■ ACTIVITY: Your copy should match the entries exactly, with the pictures left out.

[[ PROVIDED INFORMATION open ]]

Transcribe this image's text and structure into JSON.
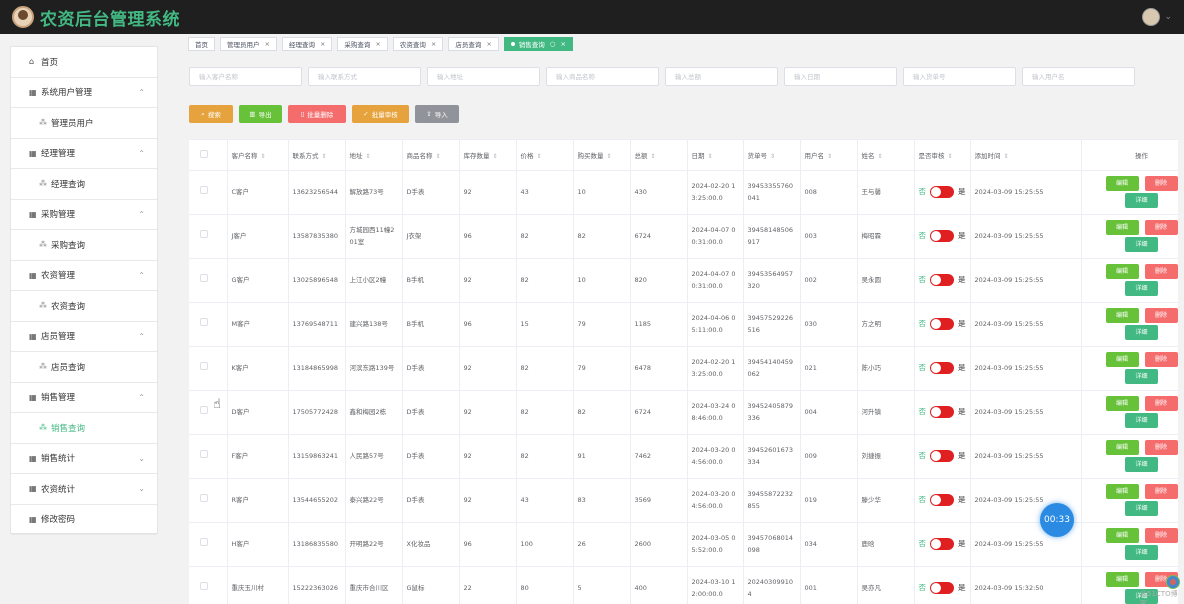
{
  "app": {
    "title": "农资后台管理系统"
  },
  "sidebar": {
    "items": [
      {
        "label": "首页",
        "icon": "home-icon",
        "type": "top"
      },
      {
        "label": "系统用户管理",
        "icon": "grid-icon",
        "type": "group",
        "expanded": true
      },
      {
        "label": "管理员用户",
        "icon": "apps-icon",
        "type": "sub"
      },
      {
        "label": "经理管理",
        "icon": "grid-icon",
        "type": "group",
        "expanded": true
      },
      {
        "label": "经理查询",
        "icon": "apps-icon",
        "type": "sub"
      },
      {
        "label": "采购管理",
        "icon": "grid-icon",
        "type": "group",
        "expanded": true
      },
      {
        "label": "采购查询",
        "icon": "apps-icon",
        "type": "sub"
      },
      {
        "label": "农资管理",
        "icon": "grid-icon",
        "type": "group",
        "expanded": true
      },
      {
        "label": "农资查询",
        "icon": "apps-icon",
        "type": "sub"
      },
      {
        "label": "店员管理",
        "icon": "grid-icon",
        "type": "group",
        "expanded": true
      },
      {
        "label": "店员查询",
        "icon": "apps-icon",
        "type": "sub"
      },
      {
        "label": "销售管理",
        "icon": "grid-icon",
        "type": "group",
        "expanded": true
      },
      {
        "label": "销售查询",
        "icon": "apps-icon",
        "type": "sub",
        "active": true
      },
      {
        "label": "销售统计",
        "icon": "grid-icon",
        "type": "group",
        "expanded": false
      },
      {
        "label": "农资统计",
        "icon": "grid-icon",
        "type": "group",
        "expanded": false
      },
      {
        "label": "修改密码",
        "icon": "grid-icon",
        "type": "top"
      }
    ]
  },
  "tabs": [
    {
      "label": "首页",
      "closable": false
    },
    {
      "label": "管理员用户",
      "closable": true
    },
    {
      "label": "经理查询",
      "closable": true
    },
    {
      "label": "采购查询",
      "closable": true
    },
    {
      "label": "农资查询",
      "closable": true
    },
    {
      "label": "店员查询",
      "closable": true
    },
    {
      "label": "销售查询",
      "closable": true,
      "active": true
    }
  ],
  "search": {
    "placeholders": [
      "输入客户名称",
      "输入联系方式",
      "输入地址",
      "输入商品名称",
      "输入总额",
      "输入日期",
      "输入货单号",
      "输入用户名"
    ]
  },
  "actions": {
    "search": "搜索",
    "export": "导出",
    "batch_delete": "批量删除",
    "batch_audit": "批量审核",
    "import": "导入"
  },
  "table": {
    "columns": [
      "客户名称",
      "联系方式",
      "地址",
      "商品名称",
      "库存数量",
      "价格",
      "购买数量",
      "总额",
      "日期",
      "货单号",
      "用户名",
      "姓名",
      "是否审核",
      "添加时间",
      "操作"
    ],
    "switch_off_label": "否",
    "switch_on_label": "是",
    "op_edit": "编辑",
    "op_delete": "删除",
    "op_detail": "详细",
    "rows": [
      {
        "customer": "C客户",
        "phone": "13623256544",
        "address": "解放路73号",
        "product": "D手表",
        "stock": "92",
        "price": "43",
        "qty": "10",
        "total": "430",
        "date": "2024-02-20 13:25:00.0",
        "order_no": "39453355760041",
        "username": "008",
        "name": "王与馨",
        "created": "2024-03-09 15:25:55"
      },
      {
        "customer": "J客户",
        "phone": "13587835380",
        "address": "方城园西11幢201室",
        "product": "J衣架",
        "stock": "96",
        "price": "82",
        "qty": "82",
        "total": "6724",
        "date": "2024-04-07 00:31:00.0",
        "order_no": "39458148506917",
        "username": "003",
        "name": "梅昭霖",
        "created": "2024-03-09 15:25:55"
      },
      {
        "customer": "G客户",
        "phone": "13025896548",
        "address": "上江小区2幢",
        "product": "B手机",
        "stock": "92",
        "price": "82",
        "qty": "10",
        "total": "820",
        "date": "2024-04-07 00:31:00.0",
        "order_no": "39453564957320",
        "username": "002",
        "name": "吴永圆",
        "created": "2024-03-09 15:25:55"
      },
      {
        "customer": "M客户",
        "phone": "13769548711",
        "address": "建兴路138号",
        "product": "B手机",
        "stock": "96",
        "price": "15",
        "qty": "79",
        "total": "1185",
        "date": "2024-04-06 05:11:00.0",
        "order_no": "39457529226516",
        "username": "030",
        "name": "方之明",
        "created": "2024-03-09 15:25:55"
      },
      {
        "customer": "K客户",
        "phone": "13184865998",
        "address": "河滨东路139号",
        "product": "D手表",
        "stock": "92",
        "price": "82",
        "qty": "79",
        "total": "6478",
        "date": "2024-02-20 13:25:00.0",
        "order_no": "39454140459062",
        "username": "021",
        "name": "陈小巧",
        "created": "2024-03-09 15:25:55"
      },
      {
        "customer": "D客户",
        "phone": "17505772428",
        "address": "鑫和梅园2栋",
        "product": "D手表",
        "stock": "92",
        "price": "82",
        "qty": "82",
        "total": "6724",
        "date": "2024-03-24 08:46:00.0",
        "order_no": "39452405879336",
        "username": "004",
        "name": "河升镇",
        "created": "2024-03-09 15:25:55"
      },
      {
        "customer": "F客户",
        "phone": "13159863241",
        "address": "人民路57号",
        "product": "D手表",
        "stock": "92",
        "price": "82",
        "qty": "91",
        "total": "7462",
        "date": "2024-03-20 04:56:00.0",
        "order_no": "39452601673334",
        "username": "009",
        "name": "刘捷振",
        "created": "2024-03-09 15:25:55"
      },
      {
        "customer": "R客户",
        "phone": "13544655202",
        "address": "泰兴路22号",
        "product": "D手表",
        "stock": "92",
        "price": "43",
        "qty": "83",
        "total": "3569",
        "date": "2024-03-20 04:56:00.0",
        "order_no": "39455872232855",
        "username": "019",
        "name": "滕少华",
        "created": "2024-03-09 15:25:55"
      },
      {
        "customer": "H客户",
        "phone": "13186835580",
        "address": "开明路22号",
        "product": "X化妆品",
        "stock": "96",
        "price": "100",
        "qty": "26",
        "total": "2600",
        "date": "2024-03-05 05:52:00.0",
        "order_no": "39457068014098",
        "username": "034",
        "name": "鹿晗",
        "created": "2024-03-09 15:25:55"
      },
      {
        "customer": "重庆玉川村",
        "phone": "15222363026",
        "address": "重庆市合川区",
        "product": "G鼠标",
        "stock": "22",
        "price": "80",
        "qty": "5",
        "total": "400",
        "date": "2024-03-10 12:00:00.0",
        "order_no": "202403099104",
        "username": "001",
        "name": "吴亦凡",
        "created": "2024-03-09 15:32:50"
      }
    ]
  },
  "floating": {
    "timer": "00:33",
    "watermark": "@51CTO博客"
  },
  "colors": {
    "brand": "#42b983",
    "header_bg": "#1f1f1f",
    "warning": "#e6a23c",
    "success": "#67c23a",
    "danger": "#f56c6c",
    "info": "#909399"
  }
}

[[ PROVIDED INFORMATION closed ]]

■ ANSWER FOR THIS EXERCISE:
Transcribe this image's text and structure into JSON.
{
  "app": {
    "title": "农资后台管理系统"
  },
  "sidebar": {
    "items": [
      {
        "label": "首页",
        "icon": "home-icon",
        "type": "top"
      },
      {
        "label": "系统用户管理",
        "icon": "grid-icon",
        "type": "group",
        "expanded": true
      },
      {
        "label": "管理员用户",
        "icon": "apps-icon",
        "type": "sub"
      },
      {
        "label": "经理管理",
        "icon": "grid-icon",
        "type": "group",
        "expanded": true
      },
      {
        "label": "经理查询",
        "icon": "apps-icon",
        "type": "sub"
      },
      {
        "label": "采购管理",
        "icon": "grid-icon",
        "type": "group",
        "expanded": true
      },
      {
        "label": "采购查询",
        "icon": "apps-icon",
        "type": "sub"
      },
      {
        "label": "农资管理",
        "icon": "grid-icon",
        "type": "group",
        "expanded": true
      },
      {
        "label": "农资查询",
        "icon": "apps-icon",
        "type": "sub"
      },
      {
        "label": "店员管理",
        "icon": "grid-icon",
        "type": "group",
        "expanded": true
      },
      {
        "label": "店员查询",
        "icon": "apps-icon",
        "type": "sub"
      },
      {
        "label": "销售管理",
        "icon": "grid-icon",
        "type": "group",
        "expanded": true
      },
      {
        "label": "销售查询",
        "icon": "apps-icon",
        "type": "sub",
        "active": true
      },
      {
        "label": "销售统计",
        "icon": "grid-icon",
        "type": "group",
        "expanded": false
      },
      {
        "label": "农资统计",
        "icon": "grid-icon",
        "type": "group",
        "expanded": false
      },
      {
        "label": "修改密码",
        "icon": "grid-icon",
        "type": "top"
      }
    ]
  },
  "tabs": [
    {
      "label": "首页",
      "closable": false
    },
    {
      "label": "管理员用户",
      "closable": true
    },
    {
      "label": "经理查询",
      "closable": true
    },
    {
      "label": "采购查询",
      "closable": true
    },
    {
      "label": "农资查询",
      "closable": true
    },
    {
      "label": "店员查询",
      "closable": true
    },
    {
      "label": "销售查询",
      "closable": true,
      "active": true
    }
  ],
  "search": {
    "placeholders": [
      "输入客户名称",
      "输入联系方式",
      "输入地址",
      "输入商品名称",
      "输入总额",
      "输入日期",
      "输入货单号",
      "输入用户名"
    ]
  },
  "actions": {
    "search": "搜索",
    "export": "导出",
    "batch_delete": "批量删除",
    "batch_audit": "批量审核",
    "import": "导入"
  },
  "table": {
    "columns": [
      "客户名称",
      "联系方式",
      "地址",
      "商品名称",
      "库存数量",
      "价格",
      "购买数量",
      "总额",
      "日期",
      "货单号",
      "用户名",
      "姓名",
      "是否审核",
      "添加时间",
      "操作"
    ],
    "switch_off_label": "否",
    "switch_on_label": "是",
    "op_edit": "编辑",
    "op_delete": "删除",
    "op_detail": "详细",
    "rows": [
      {
        "customer": "C客户",
        "phone": "13623256544",
        "address": "解放路73号",
        "product": "D手表",
        "stock": "92",
        "price": "43",
        "qty": "10",
        "total": "430",
        "date": "2024-02-20 13:25:00.0",
        "order_no": "39453355760041",
        "username": "008",
        "name": "王与馨",
        "created": "2024-03-09 15:25:55"
      },
      {
        "customer": "J客户",
        "phone": "13587835380",
        "address": "方城园西11幢201室",
        "product": "J衣架",
        "stock": "96",
        "price": "82",
        "qty": "82",
        "total": "6724",
        "date": "2024-04-07 00:31:00.0",
        "order_no": "39458148506917",
        "username": "003",
        "name": "梅昭霖",
        "created": "2024-03-09 15:25:55"
      },
      {
        "customer": "G客户",
        "phone": "13025896548",
        "address": "上江小区2幢",
        "product": "B手机",
        "stock": "92",
        "price": "82",
        "qty": "10",
        "total": "820",
        "date": "2024-04-07 00:31:00.0",
        "order_no": "39453564957320",
        "username": "002",
        "name": "吴永圆",
        "created": "2024-03-09 15:25:55"
      },
      {
        "customer": "M客户",
        "phone": "13769548711",
        "address": "建兴路138号",
        "product": "B手机",
        "stock": "96",
        "price": "15",
        "qty": "79",
        "total": "1185",
        "date": "2024-04-06 05:11:00.0",
        "order_no": "39457529226516",
        "username": "030",
        "name": "方之明",
        "created": "2024-03-09 15:25:55"
      },
      {
        "customer": "K客户",
        "phone": "13184865998",
        "address": "河滨东路139号",
        "product": "D手表",
        "stock": "92",
        "price": "82",
        "qty": "79",
        "total": "6478",
        "date": "2024-02-20 13:25:00.0",
        "order_no": "39454140459062",
        "username": "021",
        "name": "陈小巧",
        "created": "2024-03-09 15:25:55"
      },
      {
        "customer": "D客户",
        "phone": "17505772428",
        "address": "鑫和梅园2栋",
        "product": "D手表",
        "stock": "92",
        "price": "82",
        "qty": "82",
        "total": "6724",
        "date": "2024-03-24 08:46:00.0",
        "order_no": "39452405879336",
        "username": "004",
        "name": "河升镇",
        "created": "2024-03-09 15:25:55"
      },
      {
        "customer": "F客户",
        "phone": "13159863241",
        "address": "人民路57号",
        "product": "D手表",
        "stock": "92",
        "price": "82",
        "qty": "91",
        "total": "7462",
        "date": "2024-03-20 04:56:00.0",
        "order_no": "39452601673334",
        "username": "009",
        "name": "刘捷振",
        "created": "2024-03-09 15:25:55"
      },
      {
        "customer": "R客户",
        "phone": "13544655202",
        "address": "泰兴路22号",
        "product": "D手表",
        "stock": "92",
        "price": "43",
        "qty": "83",
        "total": "3569",
        "date": "2024-03-20 04:56:00.0",
        "order_no": "39455872232855",
        "username": "019",
        "name": "滕少华",
        "created": "2024-03-09 15:25:55"
      },
      {
        "customer": "H客户",
        "phone": "13186835580",
        "address": "开明路22号",
        "product": "X化妆品",
        "stock": "96",
        "price": "100",
        "qty": "26",
        "total": "2600",
        "date": "2024-03-05 05:52:00.0",
        "order_no": "39457068014098",
        "username": "034",
        "name": "鹿晗",
        "created": "2024-03-09 15:25:55"
      },
      {
        "customer": "重庆玉川村",
        "phone": "15222363026",
        "address": "重庆市合川区",
        "product": "G鼠标",
        "stock": "22",
        "price": "80",
        "qty": "5",
        "total": "400",
        "date": "2024-03-10 12:00:00.0",
        "order_no": "202403099104",
        "username": "001",
        "name": "吴亦凡",
        "created": "2024-03-09 15:32:50"
      }
    ]
  },
  "floating": {
    "timer": "00:33",
    "watermark": "@51CTO博客"
  },
  "colors": {
    "brand": "#42b983",
    "header_bg": "#1f1f1f",
    "warning": "#e6a23c",
    "success": "#67c23a",
    "danger": "#f56c6c",
    "info": "#909399"
  }
}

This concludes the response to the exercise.